Instructions for the task => Where in the records does the word "value" appear? Copy each line that holds it.
── Dataset extract ──
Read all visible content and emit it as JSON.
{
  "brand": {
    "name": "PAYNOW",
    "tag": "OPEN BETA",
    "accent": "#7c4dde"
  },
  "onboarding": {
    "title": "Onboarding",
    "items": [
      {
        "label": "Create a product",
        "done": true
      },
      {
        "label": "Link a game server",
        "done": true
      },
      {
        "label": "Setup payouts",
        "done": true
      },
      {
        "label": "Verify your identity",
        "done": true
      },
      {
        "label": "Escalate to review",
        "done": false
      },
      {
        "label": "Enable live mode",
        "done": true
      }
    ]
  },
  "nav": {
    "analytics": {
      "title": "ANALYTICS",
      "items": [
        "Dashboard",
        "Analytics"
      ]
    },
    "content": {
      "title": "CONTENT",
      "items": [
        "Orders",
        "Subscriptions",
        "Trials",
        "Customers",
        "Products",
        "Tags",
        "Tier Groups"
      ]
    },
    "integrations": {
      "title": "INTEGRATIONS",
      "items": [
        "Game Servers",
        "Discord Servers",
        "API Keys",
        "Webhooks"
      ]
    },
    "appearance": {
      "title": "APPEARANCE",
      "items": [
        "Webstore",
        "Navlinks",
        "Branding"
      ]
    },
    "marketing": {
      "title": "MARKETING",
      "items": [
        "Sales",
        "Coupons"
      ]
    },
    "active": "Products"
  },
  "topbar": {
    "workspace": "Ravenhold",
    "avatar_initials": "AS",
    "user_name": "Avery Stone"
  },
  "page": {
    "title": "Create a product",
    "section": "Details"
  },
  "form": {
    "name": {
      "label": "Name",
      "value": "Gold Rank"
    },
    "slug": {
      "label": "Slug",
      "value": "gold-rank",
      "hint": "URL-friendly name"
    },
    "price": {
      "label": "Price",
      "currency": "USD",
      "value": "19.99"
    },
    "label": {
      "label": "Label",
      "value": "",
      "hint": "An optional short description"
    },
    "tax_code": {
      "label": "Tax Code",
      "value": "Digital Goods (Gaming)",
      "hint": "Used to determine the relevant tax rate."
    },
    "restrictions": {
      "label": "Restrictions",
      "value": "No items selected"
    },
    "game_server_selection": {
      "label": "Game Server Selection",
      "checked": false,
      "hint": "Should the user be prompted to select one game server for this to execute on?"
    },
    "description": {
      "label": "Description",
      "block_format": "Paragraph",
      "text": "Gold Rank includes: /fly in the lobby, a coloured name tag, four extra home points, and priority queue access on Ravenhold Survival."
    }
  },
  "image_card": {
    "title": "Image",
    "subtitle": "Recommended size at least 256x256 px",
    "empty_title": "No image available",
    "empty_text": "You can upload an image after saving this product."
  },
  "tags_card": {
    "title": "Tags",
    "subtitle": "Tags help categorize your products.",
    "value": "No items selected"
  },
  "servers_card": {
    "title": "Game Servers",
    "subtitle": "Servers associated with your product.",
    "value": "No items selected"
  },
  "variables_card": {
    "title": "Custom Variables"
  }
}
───
Your response =>
      "value": "Gold Rank"
      "value": "gold-rank",
      "value": "19.99"
      "value": "",
      "value": "Digital Goods (Gaming)",
      "value": "No items selected"
    "value": "No items selected"
    "value": "No items selected"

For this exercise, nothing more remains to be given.